Sydney—designer, illustrator and maker of things—created her brand Ken’niwá:’a because she saw that Eastern Woodland tribes are underrepresented and baby products are even more rare. Sydney proudly describes her work as "a celebration of everything we are and everything we can be." She painted hundreds of beads by hand to create the quilt above that takes inspiration from nature and traditional styles of beading without creating a choking hazard. She keeps her style black and white because she believes babies absolutely love contrast. Sydney also created the piece below she calls Traditional Paper Dolls. She describes her paper doll collection as exactly how our children are—cute and full of history.
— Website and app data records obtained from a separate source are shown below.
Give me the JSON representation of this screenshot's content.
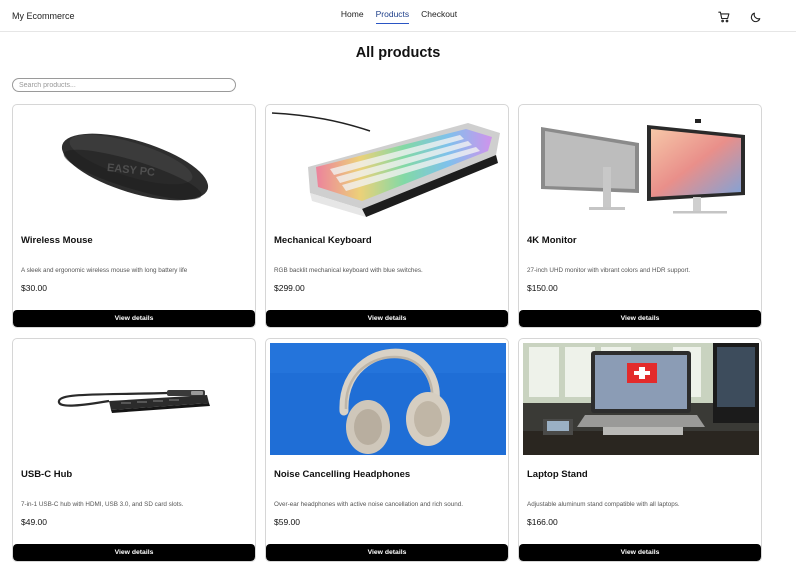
{
  "header": {
    "brand": "My Ecommerce",
    "nav": [
      {
        "label": "Home",
        "active": false
      },
      {
        "label": "Products",
        "active": true
      },
      {
        "label": "Checkout",
        "active": false
      }
    ],
    "icons": [
      "cart-icon",
      "moon-icon"
    ]
  },
  "page": {
    "title": "All products",
    "search_placeholder": "Search products..."
  },
  "products": [
    {
      "name": "Wireless Mouse",
      "description": "A sleek and ergonomic wireless mouse with long battery life",
      "price": "$30.00",
      "button": "View details",
      "image": "mouse-image"
    },
    {
      "name": "Mechanical Keyboard",
      "description": "RGB backlit mechanical keyboard with blue switches.",
      "price": "$299.00",
      "button": "View details",
      "image": "keyboard-image"
    },
    {
      "name": "4K Monitor",
      "description": "27-inch UHD monitor with vibrant colors and HDR support.",
      "price": "$150.00",
      "button": "View details",
      "image": "monitor-image"
    },
    {
      "name": "USB-C Hub",
      "description": "7-in-1 USB-C hub with HDMI, USB 3.0, and SD card slots.",
      "price": "$49.00",
      "button": "View details",
      "image": "usb-hub-image"
    },
    {
      "name": "Noise Cancelling Headphones",
      "description": "Over-ear headphones with active noise cancellation and rich sound.",
      "price": "$59.00",
      "button": "View details",
      "image": "headphones-image"
    },
    {
      "name": "Laptop Stand",
      "description": "Adjustable aluminum stand compatible with all laptops.",
      "price": "$166.00",
      "button": "View details",
      "image": "laptop-stand-image"
    }
  ],
  "image_text": {
    "mouse_logo": "EASY PC"
  },
  "colors": {
    "accent": "#2a55c4",
    "button_bg": "#000000",
    "headphones_bg": "#1f6ed6"
  }
}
"Spear's artwork holds immense potential. His online portfolio was extremely helpful in showcasing the breadth and extent of his artwork and how his designs translate beautifully throughout different mediums" - Serene Lawrence, Project Manager
Fox's current focus as an artist is using printmaking to reinterpret traditional Karuk basketry designs into contemporary works on paper. When he makes art, he thinks about the people who made them, the knowledge that was passed down from previous generations, and the time and effort that brought these baskets into existence. Each basket tells a unique story, and is a memory from a way of life that has existed for millennia. The prints he creates are a deliberate continuance of one visual aspect of Karuk culture. While his work is not created as activist art, its presence is inherently an act of resistance against colonial assimilation. Fox says his art is made with intention: to thank and honor his ancestors, to mourn losses and heal historical traumas, and to help create new Indigenous futures.
"We are currently working with 4 different traditional weavers from the northwest, and I think Carol's masterful and totally unique work would be a nice compliment to what is already in the pipeline. The contrasting styles will create an opportunity for education." - Louie Gong, Founder and Owner
Carol—a Traditional/Contemporary basket weaver and multimedia artist—creates baskets that tell a story by design, shape and use of color. The coiled basket weaving process is time consuming, and she takes inspiration from her Northern Arapaho and Seminole heritage. She has based some of her designs using Plains style beadwork, ledger art and parfleche designs from her mother’s tribe, as well as colors and patterns of Seminole patchwork in her work.
We will be conducting phone interviews with the final four contestants. Please feel free to share with your networks, and make sure to keep an eye out for the winner in the next couple of weeks!